Exercise:
Report back every line from the entries below in which the word "this" occurs.

▬▬▬▬▬▬

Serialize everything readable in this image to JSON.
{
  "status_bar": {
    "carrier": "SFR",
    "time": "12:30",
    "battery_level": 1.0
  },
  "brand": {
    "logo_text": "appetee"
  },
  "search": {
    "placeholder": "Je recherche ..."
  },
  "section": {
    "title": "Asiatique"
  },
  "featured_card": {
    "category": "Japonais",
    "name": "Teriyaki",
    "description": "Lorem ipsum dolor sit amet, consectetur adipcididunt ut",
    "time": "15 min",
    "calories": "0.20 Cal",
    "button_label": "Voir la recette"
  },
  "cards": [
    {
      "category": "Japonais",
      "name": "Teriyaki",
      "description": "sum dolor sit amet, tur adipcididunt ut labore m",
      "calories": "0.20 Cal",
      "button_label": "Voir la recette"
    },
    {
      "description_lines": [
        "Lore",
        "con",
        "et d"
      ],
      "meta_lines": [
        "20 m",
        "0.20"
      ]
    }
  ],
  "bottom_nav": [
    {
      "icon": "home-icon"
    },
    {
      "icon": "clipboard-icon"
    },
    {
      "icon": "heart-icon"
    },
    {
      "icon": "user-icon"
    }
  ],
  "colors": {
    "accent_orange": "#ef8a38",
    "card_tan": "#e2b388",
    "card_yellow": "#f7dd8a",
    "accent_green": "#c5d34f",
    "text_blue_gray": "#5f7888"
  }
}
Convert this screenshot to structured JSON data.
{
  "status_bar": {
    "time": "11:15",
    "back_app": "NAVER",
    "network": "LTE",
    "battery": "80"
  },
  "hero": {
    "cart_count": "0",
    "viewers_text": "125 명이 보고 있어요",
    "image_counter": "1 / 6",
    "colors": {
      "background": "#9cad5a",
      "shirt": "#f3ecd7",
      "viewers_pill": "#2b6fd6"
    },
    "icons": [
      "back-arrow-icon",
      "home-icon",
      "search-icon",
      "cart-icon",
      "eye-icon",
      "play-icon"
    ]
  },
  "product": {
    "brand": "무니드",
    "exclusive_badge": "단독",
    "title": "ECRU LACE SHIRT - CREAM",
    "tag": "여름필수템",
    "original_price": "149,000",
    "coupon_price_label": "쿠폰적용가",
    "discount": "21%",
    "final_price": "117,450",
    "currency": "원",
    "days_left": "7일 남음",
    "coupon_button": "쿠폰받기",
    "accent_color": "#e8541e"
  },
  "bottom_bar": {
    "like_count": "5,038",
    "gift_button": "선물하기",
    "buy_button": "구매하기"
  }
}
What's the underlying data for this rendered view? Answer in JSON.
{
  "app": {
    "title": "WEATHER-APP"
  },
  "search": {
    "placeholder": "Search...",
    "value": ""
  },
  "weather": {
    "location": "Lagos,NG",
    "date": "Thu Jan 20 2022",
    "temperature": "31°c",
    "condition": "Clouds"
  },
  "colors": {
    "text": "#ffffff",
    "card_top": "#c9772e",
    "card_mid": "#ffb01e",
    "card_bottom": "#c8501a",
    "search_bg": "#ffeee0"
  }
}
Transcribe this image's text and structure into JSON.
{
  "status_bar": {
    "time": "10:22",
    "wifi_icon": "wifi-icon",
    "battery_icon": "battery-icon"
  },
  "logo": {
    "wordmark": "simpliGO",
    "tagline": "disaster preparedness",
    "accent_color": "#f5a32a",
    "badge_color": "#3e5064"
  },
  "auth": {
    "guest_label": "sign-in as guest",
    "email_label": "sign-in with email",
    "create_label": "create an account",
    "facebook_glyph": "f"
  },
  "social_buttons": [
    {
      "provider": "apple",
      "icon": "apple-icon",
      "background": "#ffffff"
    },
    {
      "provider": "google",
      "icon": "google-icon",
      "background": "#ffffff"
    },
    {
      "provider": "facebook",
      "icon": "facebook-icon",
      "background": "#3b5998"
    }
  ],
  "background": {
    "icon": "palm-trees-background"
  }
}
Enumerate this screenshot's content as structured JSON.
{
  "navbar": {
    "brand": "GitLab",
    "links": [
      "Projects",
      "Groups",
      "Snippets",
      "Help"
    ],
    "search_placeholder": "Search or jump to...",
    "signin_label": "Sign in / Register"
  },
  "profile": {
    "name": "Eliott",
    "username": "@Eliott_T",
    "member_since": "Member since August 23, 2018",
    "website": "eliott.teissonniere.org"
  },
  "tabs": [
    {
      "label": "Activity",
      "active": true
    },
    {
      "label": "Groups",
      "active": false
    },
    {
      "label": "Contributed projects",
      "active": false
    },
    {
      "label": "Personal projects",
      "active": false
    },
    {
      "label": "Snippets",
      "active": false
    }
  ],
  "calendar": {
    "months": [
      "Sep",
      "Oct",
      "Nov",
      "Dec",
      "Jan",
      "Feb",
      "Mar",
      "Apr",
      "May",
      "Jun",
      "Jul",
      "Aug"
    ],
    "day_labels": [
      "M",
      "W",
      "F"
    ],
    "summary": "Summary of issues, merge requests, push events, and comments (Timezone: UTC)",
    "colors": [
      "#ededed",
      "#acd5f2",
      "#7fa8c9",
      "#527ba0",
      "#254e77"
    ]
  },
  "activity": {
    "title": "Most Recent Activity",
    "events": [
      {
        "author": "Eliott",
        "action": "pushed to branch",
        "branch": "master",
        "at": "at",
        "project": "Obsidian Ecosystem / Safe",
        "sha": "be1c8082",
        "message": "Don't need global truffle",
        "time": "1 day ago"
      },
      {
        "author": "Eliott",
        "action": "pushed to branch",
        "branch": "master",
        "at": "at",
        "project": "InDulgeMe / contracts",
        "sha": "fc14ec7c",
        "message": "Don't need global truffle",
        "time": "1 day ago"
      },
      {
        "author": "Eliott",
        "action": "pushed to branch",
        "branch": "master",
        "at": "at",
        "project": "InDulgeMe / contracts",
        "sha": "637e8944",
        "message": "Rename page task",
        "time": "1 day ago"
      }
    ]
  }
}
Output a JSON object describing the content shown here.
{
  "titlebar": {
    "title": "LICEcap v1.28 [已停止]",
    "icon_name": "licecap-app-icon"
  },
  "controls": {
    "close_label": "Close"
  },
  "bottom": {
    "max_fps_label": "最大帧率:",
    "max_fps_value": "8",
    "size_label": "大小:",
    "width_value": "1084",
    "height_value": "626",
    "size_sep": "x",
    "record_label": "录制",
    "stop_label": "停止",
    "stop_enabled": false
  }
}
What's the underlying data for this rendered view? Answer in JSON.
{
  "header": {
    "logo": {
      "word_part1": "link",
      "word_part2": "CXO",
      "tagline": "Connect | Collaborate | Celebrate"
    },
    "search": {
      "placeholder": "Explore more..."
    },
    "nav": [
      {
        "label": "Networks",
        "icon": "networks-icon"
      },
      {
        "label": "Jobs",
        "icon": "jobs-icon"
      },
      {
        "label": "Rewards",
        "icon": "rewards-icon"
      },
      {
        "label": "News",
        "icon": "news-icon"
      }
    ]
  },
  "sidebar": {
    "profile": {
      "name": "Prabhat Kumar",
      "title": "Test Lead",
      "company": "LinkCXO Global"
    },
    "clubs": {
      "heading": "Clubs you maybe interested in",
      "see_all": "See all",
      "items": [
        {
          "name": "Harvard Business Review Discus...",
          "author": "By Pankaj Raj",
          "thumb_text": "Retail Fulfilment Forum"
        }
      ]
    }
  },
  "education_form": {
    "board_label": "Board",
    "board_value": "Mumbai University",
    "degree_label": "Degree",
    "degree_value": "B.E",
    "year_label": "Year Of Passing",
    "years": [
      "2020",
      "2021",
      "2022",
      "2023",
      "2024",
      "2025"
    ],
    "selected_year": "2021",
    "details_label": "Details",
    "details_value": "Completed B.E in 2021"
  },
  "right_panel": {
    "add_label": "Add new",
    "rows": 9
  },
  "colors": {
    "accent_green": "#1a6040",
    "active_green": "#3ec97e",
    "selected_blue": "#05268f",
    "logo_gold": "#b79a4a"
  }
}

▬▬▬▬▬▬

Task solution:
Serialize everything readable in this image to JSON.
Convert this screenshot to structured JSON data.
What's the underlying data for this rendered view? Answer in JSON.
Transcribe this image's text and structure into JSON.
Enumerate this screenshot's content as structured JSON.
What's the underlying data for this rendered view? Answer in JSON.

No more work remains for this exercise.